[Dataset rows for apps and sites]
((

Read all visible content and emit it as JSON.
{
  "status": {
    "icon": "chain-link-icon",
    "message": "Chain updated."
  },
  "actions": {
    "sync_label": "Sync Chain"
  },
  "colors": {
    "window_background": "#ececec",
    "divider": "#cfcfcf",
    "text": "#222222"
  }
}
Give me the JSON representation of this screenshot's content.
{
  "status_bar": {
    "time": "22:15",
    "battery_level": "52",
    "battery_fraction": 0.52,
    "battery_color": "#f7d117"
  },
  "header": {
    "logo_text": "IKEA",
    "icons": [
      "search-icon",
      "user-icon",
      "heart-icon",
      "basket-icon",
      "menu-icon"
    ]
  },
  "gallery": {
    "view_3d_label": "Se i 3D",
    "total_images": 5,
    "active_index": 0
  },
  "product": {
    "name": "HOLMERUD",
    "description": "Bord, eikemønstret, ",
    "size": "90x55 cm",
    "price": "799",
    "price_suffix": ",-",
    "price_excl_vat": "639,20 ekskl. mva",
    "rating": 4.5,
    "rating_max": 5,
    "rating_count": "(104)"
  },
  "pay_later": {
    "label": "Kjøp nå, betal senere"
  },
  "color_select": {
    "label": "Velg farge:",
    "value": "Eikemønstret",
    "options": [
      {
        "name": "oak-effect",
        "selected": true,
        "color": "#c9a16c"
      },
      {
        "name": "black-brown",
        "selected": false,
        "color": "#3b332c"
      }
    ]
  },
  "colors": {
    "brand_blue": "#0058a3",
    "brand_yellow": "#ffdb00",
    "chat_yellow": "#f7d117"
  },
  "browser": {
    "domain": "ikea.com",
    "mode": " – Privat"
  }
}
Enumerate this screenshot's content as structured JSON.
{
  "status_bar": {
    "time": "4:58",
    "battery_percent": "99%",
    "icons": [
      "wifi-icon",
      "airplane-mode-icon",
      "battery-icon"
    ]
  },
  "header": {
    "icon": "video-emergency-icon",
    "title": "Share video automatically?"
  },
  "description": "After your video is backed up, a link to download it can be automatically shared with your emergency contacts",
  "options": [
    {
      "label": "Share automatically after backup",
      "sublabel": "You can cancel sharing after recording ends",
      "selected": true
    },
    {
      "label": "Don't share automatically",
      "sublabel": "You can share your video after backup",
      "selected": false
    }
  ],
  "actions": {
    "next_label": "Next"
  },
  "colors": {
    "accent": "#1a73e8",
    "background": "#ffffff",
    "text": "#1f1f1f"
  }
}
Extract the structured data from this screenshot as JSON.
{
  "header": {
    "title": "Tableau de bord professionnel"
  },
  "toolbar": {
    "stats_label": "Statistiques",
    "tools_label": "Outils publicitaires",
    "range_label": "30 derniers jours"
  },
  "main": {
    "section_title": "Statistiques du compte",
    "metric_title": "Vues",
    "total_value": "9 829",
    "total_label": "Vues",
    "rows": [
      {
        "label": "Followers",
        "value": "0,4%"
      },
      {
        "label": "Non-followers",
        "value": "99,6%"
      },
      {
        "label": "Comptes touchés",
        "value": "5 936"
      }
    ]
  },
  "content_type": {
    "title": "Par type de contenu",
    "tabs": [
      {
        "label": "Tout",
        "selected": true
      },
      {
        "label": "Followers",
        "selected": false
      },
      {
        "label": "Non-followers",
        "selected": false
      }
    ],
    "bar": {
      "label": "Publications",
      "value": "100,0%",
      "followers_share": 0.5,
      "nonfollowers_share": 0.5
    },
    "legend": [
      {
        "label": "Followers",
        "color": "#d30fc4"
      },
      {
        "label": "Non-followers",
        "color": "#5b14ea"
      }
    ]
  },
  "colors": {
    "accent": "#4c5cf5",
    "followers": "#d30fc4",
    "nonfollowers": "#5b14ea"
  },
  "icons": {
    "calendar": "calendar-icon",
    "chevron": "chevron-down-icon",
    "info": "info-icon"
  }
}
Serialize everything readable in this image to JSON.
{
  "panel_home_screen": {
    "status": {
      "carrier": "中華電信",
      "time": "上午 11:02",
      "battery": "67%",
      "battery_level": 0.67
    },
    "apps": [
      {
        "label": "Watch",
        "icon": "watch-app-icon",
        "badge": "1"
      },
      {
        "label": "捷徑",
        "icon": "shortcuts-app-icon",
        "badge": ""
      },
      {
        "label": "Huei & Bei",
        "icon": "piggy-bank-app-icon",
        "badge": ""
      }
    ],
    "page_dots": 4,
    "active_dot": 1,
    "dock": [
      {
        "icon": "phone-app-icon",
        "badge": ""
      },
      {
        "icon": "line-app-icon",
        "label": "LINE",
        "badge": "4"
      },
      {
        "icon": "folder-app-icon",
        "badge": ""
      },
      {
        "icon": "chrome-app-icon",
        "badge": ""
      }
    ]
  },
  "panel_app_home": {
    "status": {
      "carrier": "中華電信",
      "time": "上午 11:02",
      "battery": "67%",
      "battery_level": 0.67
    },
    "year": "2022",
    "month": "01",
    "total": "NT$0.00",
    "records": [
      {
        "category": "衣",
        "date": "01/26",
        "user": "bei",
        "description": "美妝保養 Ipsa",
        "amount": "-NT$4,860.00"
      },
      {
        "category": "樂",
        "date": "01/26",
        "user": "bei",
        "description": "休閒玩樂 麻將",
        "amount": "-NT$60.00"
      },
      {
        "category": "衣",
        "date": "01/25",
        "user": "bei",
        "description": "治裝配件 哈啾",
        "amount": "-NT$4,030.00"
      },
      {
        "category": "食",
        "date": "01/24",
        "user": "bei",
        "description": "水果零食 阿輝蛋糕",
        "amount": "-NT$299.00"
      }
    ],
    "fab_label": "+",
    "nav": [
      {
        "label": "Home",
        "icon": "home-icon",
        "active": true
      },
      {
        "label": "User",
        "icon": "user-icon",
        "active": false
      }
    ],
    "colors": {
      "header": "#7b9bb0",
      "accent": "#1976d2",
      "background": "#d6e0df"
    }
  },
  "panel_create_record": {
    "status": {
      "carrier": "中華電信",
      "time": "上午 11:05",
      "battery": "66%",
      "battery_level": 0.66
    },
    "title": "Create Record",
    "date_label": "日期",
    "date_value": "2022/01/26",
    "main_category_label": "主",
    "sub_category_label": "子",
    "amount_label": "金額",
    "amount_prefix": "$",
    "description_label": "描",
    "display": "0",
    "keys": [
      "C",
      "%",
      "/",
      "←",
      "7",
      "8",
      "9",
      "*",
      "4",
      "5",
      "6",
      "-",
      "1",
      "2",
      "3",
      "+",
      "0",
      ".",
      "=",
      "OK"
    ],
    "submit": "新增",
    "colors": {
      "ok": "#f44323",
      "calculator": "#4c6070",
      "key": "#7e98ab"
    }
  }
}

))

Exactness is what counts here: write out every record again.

Read all visible content and emit it as JSON.
{
  "status": {
    "icon": "chain-link-icon",
    "message": "Chain updated."
  },
  "actions": {
    "sync_label": "Sync Chain"
  },
  "colors": {
    "window_background": "#ececec",
    "divider": "#cfcfcf",
    "text": "#222222"
  }
}
Give me the JSON representation of this screenshot's content.
{
  "status_bar": {
    "time": "22:15",
    "battery_level": "52",
    "battery_fraction": 0.52,
    "battery_color": "#f7d117"
  },
  "header": {
    "logo_text": "IKEA",
    "icons": [
      "search-icon",
      "user-icon",
      "heart-icon",
      "basket-icon",
      "menu-icon"
    ]
  },
  "gallery": {
    "view_3d_label": "Se i 3D",
    "total_images": 5,
    "active_index": 0
  },
  "product": {
    "name": "HOLMERUD",
    "description": "Bord, eikemønstret, ",
    "size": "90x55 cm",
    "price": "799",
    "price_suffix": ",-",
    "price_excl_vat": "639,20 ekskl. mva",
    "rating": 4.5,
    "rating_max": 5,
    "rating_count": "(104)"
  },
  "pay_later": {
    "label": "Kjøp nå, betal senere"
  },
  "color_select": {
    "label": "Velg farge:",
    "value": "Eikemønstret",
    "options": [
      {
        "name": "oak-effect",
        "selected": true,
        "color": "#c9a16c"
      },
      {
        "name": "black-brown",
        "selected": false,
        "color": "#3b332c"
      }
    ]
  },
  "colors": {
    "brand_blue": "#0058a3",
    "brand_yellow": "#ffdb00",
    "chat_yellow": "#f7d117"
  },
  "browser": {
    "domain": "ikea.com",
    "mode": " – Privat"
  }
}
Enumerate this screenshot's content as structured JSON.
{
  "status_bar": {
    "time": "4:58",
    "battery_percent": "99%",
    "icons": [
      "wifi-icon",
      "airplane-mode-icon",
      "battery-icon"
    ]
  },
  "header": {
    "icon": "video-emergency-icon",
    "title": "Share video automatically?"
  },
  "description": "After your video is backed up, a link to download it can be automatically shared with your emergency contacts",
  "options": [
    {
      "label": "Share automatically after backup",
      "sublabel": "You can cancel sharing after recording ends",
      "selected": true
    },
    {
      "label": "Don't share automatically",
      "sublabel": "You can share your video after backup",
      "selected": false
    }
  ],
  "actions": {
    "next_label": "Next"
  },
  "colors": {
    "accent": "#1a73e8",
    "background": "#ffffff",
    "text": "#1f1f1f"
  }
}
Extract the structured data from this screenshot as JSON.
{
  "header": {
    "title": "Tableau de bord professionnel"
  },
  "toolbar": {
    "stats_label": "Statistiques",
    "tools_label": "Outils publicitaires",
    "range_label": "30 derniers jours"
  },
  "main": {
    "section_title": "Statistiques du compte",
    "metric_title": "Vues",
    "total_value": "9 829",
    "total_label": "Vues",
    "rows": [
      {
        "label": "Followers",
        "value": "0,4%"
      },
      {
        "label": "Non-followers",
        "value": "99,6%"
      },
      {
        "label": "Comptes touchés",
        "value": "5 936"
      }
    ]
  },
  "content_type": {
    "title": "Par type de contenu",
    "tabs": [
      {
        "label": "Tout",
        "selected": true
      },
      {
        "label": "Followers",
        "selected": false
      },
      {
        "label": "Non-followers",
        "selected": false
      }
    ],
    "bar": {
      "label": "Publications",
      "value": "100,0%",
      "followers_share": 0.5,
      "nonfollowers_share": 0.5
    },
    "legend": [
      {
        "label": "Followers",
        "color": "#d30fc4"
      },
      {
        "label": "Non-followers",
        "color": "#5b14ea"
      }
    ]
  },
  "colors": {
    "accent": "#4c5cf5",
    "followers": "#d30fc4",
    "nonfollowers": "#5b14ea"
  },
  "icons": {
    "calendar": "calendar-icon",
    "chevron": "chevron-down-icon",
    "info": "info-icon"
  }
}
Serialize everything readable in this image to JSON.
{
  "panel_home_screen": {
    "status": {
      "carrier": "中華電信",
      "time": "上午 11:02",
      "battery": "67%",
      "battery_level": 0.67
    },
    "apps": [
      {
        "label": "Watch",
        "icon": "watch-app-icon",
        "badge": "1"
      },
      {
        "label": "捷徑",
        "icon": "shortcuts-app-icon",
        "badge": ""
      },
      {
        "label": "Huei & Bei",
        "icon": "piggy-bank-app-icon",
        "badge": ""
      }
    ],
    "page_dots": 4,
    "active_dot": 1,
    "dock": [
      {
        "icon": "phone-app-icon",
        "badge": ""
      },
      {
        "icon": "line-app-icon",
        "label": "LINE",
        "badge": "4"
      },
      {
        "icon": "folder-app-icon",
        "badge": ""
      },
      {
        "icon": "chrome-app-icon",
        "badge": ""
      }
    ]
  },
  "panel_app_home": {
    "status": {
      "carrier": "中華電信",
      "time": "上午 11:02",
      "battery": "67%",
      "battery_level": 0.67
    },
    "year": "2022",
    "month": "01",
    "total": "NT$0.00",
    "records": [
      {
        "category": "衣",
        "date": "01/26",
        "user": "bei",
        "description": "美妝保養 Ipsa",
        "amount": "-NT$4,860.00"
      },
      {
        "category": "樂",
        "date": "01/26",
        "user": "bei",
        "description": "休閒玩樂 麻將",
        "amount": "-NT$60.00"
      },
      {
        "category": "衣",
        "date": "01/25",
        "user": "bei",
        "description": "治裝配件 哈啾",
        "amount": "-NT$4,030.00"
      },
      {
        "category": "食",
        "date": "01/24",
        "user": "bei",
        "description": "水果零食 阿輝蛋糕",
        "amount": "-NT$299.00"
      }
    ],
    "fab_label": "+",
    "nav": [
      {
        "label": "Home",
        "icon": "home-icon",
        "active": true
      },
      {
        "label": "User",
        "icon": "user-icon",
        "active": false
      }
    ],
    "colors": {
      "header": "#7b9bb0",
      "accent": "#1976d2",
      "background": "#d6e0df"
    }
  },
  "panel_create_record": {
    "status": {
      "carrier": "中華電信",
      "time": "上午 11:05",
      "battery": "66%",
      "battery_level": 0.66
    },
    "title": "Create Record",
    "date_label": "日期",
    "date_value": "2022/01/26",
    "main_category_label": "主",
    "sub_category_label": "子",
    "amount_label": "金額",
    "amount_prefix": "$",
    "description_label": "描",
    "display": "0",
    "keys": [
      "C",
      "%",
      "/",
      "←",
      "7",
      "8",
      "9",
      "*",
      "4",
      "5",
      "6",
      "-",
      "1",
      "2",
      "3",
      "+",
      "0",
      ".",
      "=",
      "OK"
    ],
    "submit": "新增",
    "colors": {
      "ok": "#f44323",
      "calculator": "#4c6070",
      "key": "#7e98ab"
    }
  }
}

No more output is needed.